Interest in Avery Morrow had spread to Pac-12 schools, and was steadily increasing when the running back suffered a season-ending injury three games into his junior season.
When Morrow recalls his football coaches at Garfield High School relaying to him that Cal, Washington, Oregon and Arizona were interested, the 2020 recruit — now a three-star — can’t help but think of what might have been.
Morrow, who committed to Nevada on Sunday, is quick to turn that sentiment instead into what will be.
“They knew I had talent,” Morrow said. “I know for sure I would have had offers right now if my tape was four minutes long,” chock-full of a season’s worth of highlights.
It’s that belief in himself that has Morrow saying he’s poised for a breakout senior season. And at Nevada, one of two schools to offer him, Morrow sees a perfect fit; a place where he can succeed early.
Morrow stands at 6-foot-1, 205 pounds, which is bigger than any running back on Nevada’s roster. The Wolfpack coaching staff saw in Morrow a power back option, and Morrow sees a system where backs can thrive early, citing Mountain West freshman of the year Toa Taua, a 5-foot-8 back who ran for 872 yards and six touchdowns in his first season.
“I was one of the bigger cats down there,” Morrow said of his official visit to Nevada last weekend. “They like my running style, because I run through tackles and got some speed too. I keep on pushing because I like to run the ball.”
He also praised the team culture and coaching style, calling it “a real family.”
Morrow suffered a broken first rib that nearly punctured an artery in the first half of Garfield’s 45-34 loss to Bellevue in week three. The nature of the injury, the broken rib’s proximity to his heart, required a full recovery, which ruled Morrow out for the remainder of the season, which ended in a week 10 district loss to Snohomish, 42-35.
Injuries plagued Garfield’s season, and Morrow was sidelined alongside former teammate and friend Sav’ell Smalls, one of the country’s top recruits in the class of 2020. As Morrow’s recruiting outlook began to change the longer he was out, Smalls, who as a five-star recruit had the top college football programs offering him before his 16th birthday, was encouraging.
“I always told him to stay patient and it’s going to come,” Smalls, who is uncommitted, said. “We all know he can play, we all know he should have a higher status than he does and have more attention than he has. He always stayed true to it.”
What recruiters see, Morrow said, is a highlight video that spans just three games — or for him, rather, two and a half.
The way Smalls sees it, Nevada is getting a steal.
“As a person and a player, they’re definitely getting a steal,” Smalls said. “He’s a lead-by-example leader. … Whenever he’s on the field he’s going to produce and bring good energy to the whole program.”
Before he steps foot onto Nevada’s campus, Morrow forecasts a breakout senior season at Garfield.
“I feel like I’m going to have a big year,” Morrow said. “So we’ll see what happens.”
Smalls said the two are dreaming big.
“You can go to the NFL from anywhere,” Smalls said. “I think that’s the goal.
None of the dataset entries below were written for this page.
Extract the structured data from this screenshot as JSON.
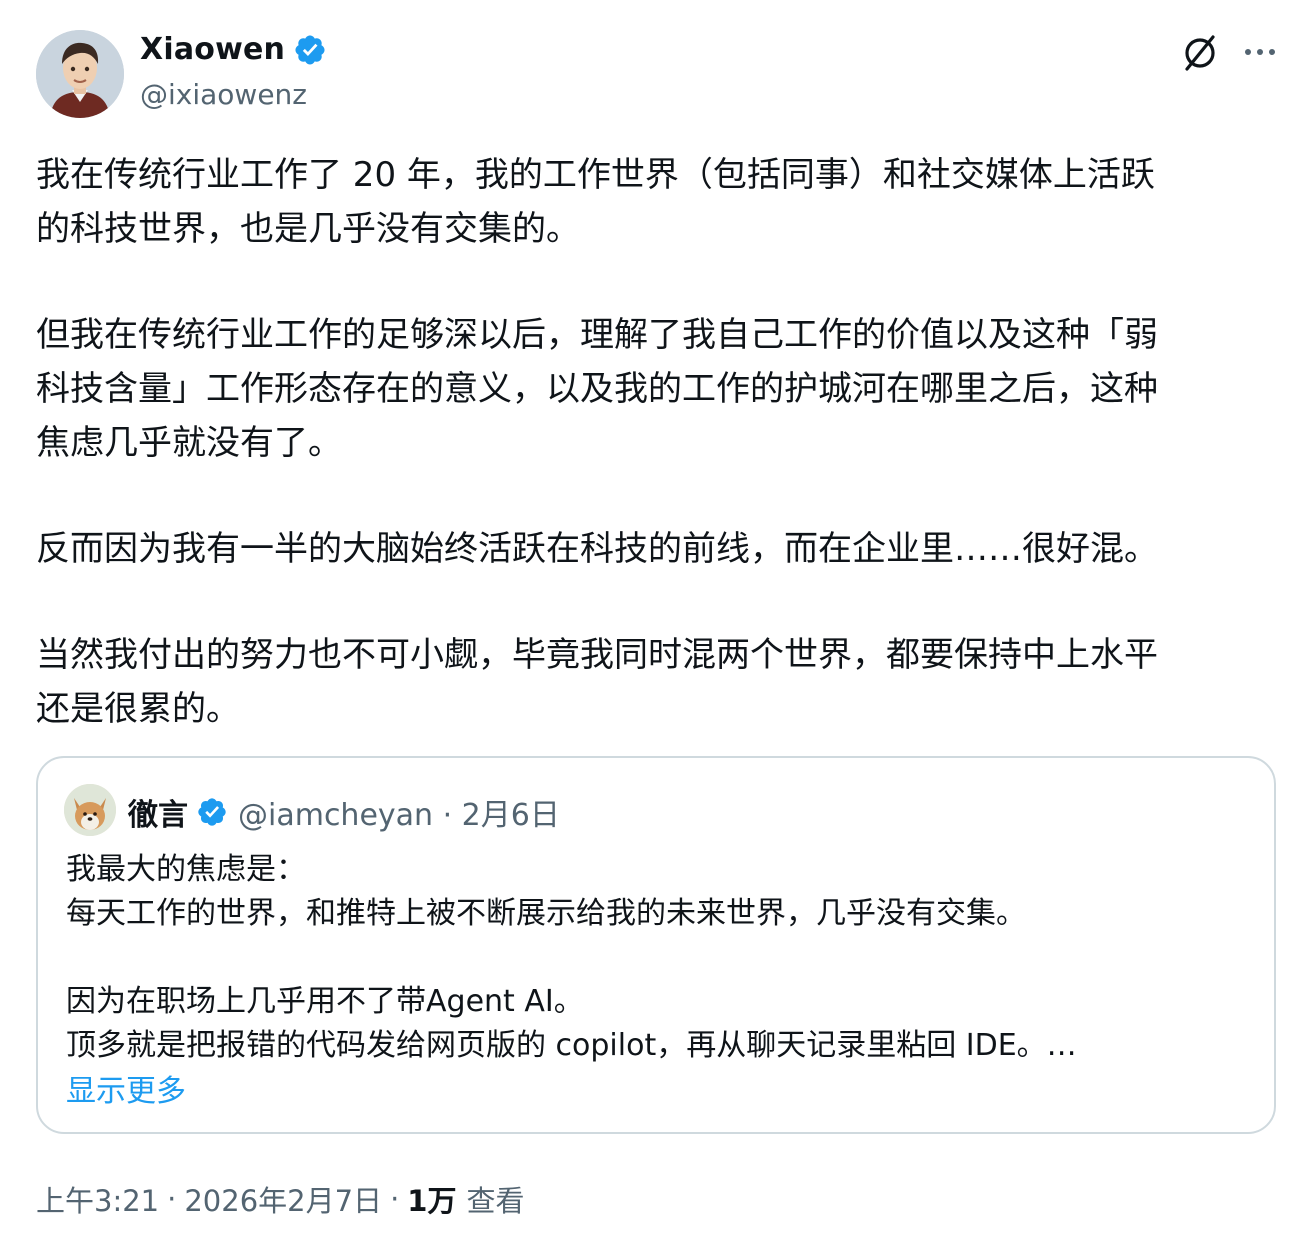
{
  "author": {
    "name": "Xiaowen",
    "handle": "@ixiaowenz",
    "verified_color": "#1d9bf0",
    "avatar": "cartoon-man-avatar"
  },
  "actions": {
    "grok_icon": "slashed-circle-icon",
    "more_icon": "more-dots-icon"
  },
  "tweet": {
    "paragraphs": [
      "我在传统行业工作了 20 年，我的工作世界（包括同事）和社交媒体上活跃\n的科技世界，也是几乎没有交集的。",
      "但我在传统行业工作的足够深以后，理解了我自己工作的价值以及这种「弱\n科技含量」工作形态存在的意义，以及我的工作的护城河在哪里之后，这种\n焦虑几乎就没有了。",
      "反而因为我有一半的大脑始终活跃在科技的前线，而在企业里……很好混。",
      "当然我付出的努力也不可小觑，毕竟我同时混两个世界，都要保持中上水平\n还是很累的。"
    ]
  },
  "quote": {
    "name": "徹言",
    "handle": "@iamcheyan",
    "date": "2月6日",
    "meta": "@iamcheyan · 2月6日",
    "avatar": "dog-avatar",
    "text": "我最大的焦虑是：\n每天工作的世界，和推特上被不断展示给我的未来世界，几乎没有交集。\n\n因为在职场上几乎用不了带Agent AI。\n顶多就是把报错的代码发给网页版的 copilot，再从聊天记录里粘回 IDE。…",
    "show_more": "显示更多"
  },
  "footer": {
    "time": "上午3:21",
    "date": "2026年2月7日",
    "views_count": "1万",
    "views_label": "查看",
    "separator": "·"
  },
  "colors": {
    "text": "#0f1419",
    "secondary": "#536471",
    "accent": "#1d9bf0",
    "border": "#cfd9de"
  }
}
He can ride it out, get his education and hopefully we’ll see each other in the league in three or four years.”
Andy Buhler is a reporter for Scorebook Live Washington. To hear him every week on the Scorebook Live Today podcast, subscribe here. Follow him on Twitter @AndyBuhler and reach him via email at firstname.lastname@example.org.